#### WHAT IS REQUIRED
An exact reprint of every record below is required, with the pictures left out.

BEGIN MATERIAL FOR THIS TASK

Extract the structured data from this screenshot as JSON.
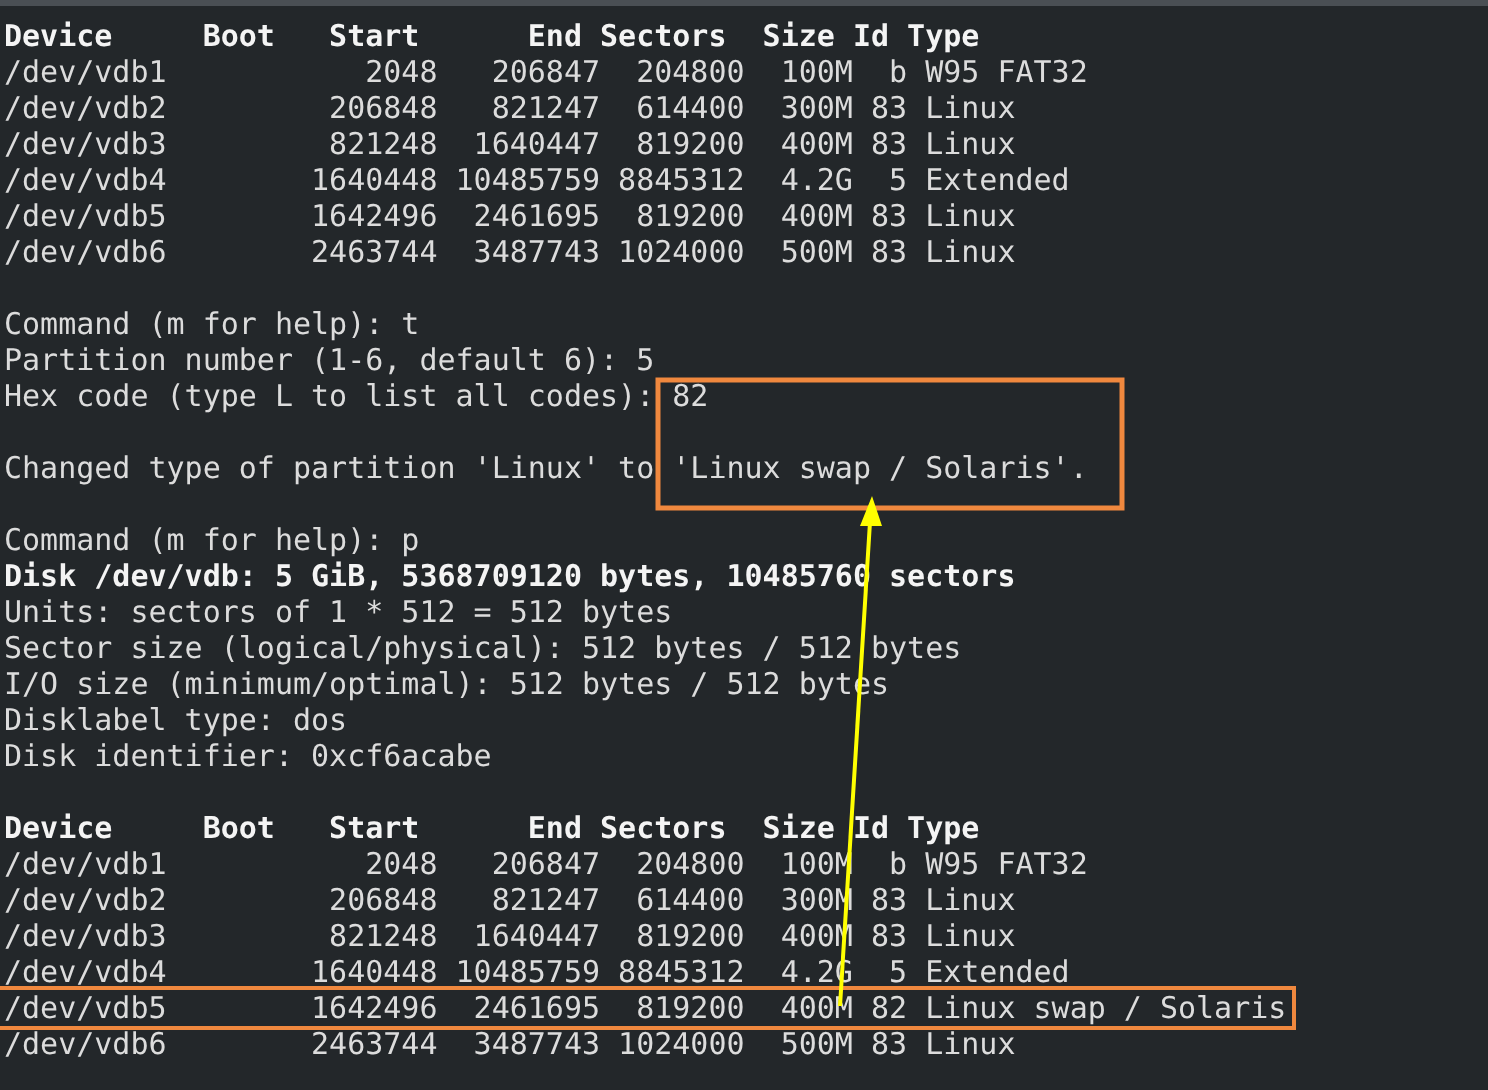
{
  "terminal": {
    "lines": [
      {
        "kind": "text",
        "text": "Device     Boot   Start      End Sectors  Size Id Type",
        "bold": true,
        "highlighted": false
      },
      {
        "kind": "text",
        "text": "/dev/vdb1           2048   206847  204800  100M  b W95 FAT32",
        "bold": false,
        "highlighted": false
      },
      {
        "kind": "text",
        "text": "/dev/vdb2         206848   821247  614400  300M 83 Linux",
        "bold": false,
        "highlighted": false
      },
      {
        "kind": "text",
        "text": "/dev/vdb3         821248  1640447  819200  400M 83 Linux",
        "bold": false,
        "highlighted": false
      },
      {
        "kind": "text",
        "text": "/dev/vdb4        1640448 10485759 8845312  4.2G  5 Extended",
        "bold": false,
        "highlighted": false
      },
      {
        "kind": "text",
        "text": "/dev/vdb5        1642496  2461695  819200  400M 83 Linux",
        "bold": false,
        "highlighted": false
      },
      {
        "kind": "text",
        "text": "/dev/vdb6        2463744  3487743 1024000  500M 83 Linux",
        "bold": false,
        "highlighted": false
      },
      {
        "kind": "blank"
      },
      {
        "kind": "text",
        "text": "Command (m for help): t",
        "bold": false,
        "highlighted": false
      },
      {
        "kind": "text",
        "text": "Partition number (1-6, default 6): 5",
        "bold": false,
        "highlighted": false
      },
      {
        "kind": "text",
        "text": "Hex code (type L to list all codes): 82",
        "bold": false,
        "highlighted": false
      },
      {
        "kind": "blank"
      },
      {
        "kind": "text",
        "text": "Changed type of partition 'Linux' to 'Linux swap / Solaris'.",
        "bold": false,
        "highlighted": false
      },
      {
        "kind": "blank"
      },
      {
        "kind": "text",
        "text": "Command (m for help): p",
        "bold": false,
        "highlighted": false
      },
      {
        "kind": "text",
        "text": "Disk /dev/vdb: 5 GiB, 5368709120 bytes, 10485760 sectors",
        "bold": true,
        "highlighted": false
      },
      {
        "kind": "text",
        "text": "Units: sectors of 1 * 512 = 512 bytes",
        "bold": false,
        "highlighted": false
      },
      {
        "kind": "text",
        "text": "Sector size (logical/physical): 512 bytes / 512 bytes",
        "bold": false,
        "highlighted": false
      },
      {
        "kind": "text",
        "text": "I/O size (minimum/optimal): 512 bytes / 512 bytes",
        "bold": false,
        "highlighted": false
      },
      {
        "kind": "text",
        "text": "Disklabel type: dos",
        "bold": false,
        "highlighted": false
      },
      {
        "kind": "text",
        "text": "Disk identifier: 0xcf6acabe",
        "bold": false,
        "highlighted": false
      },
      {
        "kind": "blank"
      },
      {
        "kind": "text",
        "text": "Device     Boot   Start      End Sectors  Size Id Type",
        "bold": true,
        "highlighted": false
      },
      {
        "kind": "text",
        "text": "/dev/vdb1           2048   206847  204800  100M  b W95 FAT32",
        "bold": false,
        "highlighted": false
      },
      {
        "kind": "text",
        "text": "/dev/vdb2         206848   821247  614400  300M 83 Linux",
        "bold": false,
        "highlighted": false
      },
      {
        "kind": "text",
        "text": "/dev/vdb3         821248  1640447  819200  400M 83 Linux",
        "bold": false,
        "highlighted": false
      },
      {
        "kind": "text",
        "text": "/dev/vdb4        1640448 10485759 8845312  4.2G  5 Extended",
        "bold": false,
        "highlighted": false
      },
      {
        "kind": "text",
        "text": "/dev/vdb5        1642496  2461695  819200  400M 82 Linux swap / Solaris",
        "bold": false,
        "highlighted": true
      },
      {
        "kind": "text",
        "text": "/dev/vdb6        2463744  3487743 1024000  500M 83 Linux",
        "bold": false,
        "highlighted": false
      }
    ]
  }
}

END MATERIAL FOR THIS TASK

#### ANSWER TO THE EXERCISE
Extract the structured data from this screenshot as JSON.
{
  "terminal": {
    "lines": [
      {
        "kind": "text",
        "text": "Device     Boot   Start      End Sectors  Size Id Type",
        "bold": true,
        "highlighted": false
      },
      {
        "kind": "text",
        "text": "/dev/vdb1           2048   206847  204800  100M  b W95 FAT32",
        "bold": false,
        "highlighted": false
      },
      {
        "kind": "text",
        "text": "/dev/vdb2         206848   821247  614400  300M 83 Linux",
        "bold": false,
        "highlighted": false
      },
      {
        "kind": "text",
        "text": "/dev/vdb3         821248  1640447  819200  400M 83 Linux",
        "bold": false,
        "highlighted": false
      },
      {
        "kind": "text",
        "text": "/dev/vdb4        1640448 10485759 8845312  4.2G  5 Extended",
        "bold": false,
        "highlighted": false
      },
      {
        "kind": "text",
        "text": "/dev/vdb5        1642496  2461695  819200  400M 83 Linux",
        "bold": false,
        "highlighted": false
      },
      {
        "kind": "text",
        "text": "/dev/vdb6        2463744  3487743 1024000  500M 83 Linux",
        "bold": false,
        "highlighted": false
      },
      {
        "kind": "blank"
      },
      {
        "kind": "text",
        "text": "Command (m for help): t",
        "bold": false,
        "highlighted": false
      },
      {
        "kind": "text",
        "text": "Partition number (1-6, default 6): 5",
        "bold": false,
        "highlighted": false
      },
      {
        "kind": "text",
        "text": "Hex code (type L to list all codes): 82",
        "bold": false,
        "highlighted": false
      },
      {
        "kind": "blank"
      },
      {
        "kind": "text",
        "text": "Changed type of partition 'Linux' to 'Linux swap / Solaris'.",
        "bold": false,
        "highlighted": false
      },
      {
        "kind": "blank"
      },
      {
        "kind": "text",
        "text": "Command (m for help): p",
        "bold": false,
        "highlighted": false
      },
      {
        "kind": "text",
        "text": "Disk /dev/vdb: 5 GiB, 5368709120 bytes, 10485760 sectors",
        "bold": true,
        "highlighted": false
      },
      {
        "kind": "text",
        "text": "Units: sectors of 1 * 512 = 512 bytes",
        "bold": false,
        "highlighted": false
      },
      {
        "kind": "text",
        "text": "Sector size (logical/physical): 512 bytes / 512 bytes",
        "bold": false,
        "highlighted": false
      },
      {
        "kind": "text",
        "text": "I/O size (minimum/optimal): 512 bytes / 512 bytes",
        "bold": false,
        "highlighted": false
      },
      {
        "kind": "text",
        "text": "Disklabel type: dos",
        "bold": false,
        "highlighted": false
      },
      {
        "kind": "text",
        "text": "Disk identifier: 0xcf6acabe",
        "bold": false,
        "highlighted": false
      },
      {
        "kind": "blank"
      },
      {
        "kind": "text",
        "text": "Device     Boot   Start      End Sectors  Size Id Type",
        "bold": true,
        "highlighted": false
      },
      {
        "kind": "text",
        "text": "/dev/vdb1           2048   206847  204800  100M  b W95 FAT32",
        "bold": false,
        "highlighted": false
      },
      {
        "kind": "text",
        "text": "/dev/vdb2         206848   821247  614400  300M 83 Linux",
        "bold": false,
        "highlighted": false
      },
      {
        "kind": "text",
        "text": "/dev/vdb3         821248  1640447  819200  400M 83 Linux",
        "bold": false,
        "highlighted": false
      },
      {
        "kind": "text",
        "text": "/dev/vdb4        1640448 10485759 8845312  4.2G  5 Extended",
        "bold": false,
        "highlighted": false
      },
      {
        "kind": "text",
        "text": "/dev/vdb5        1642496  2461695  819200  400M 82 Linux swap / Solaris",
        "bold": false,
        "highlighted": true
      },
      {
        "kind": "text",
        "text": "/dev/vdb6        2463744  3487743 1024000  500M 83 Linux",
        "bold": false,
        "highlighted": false
      }
    ]
  }
}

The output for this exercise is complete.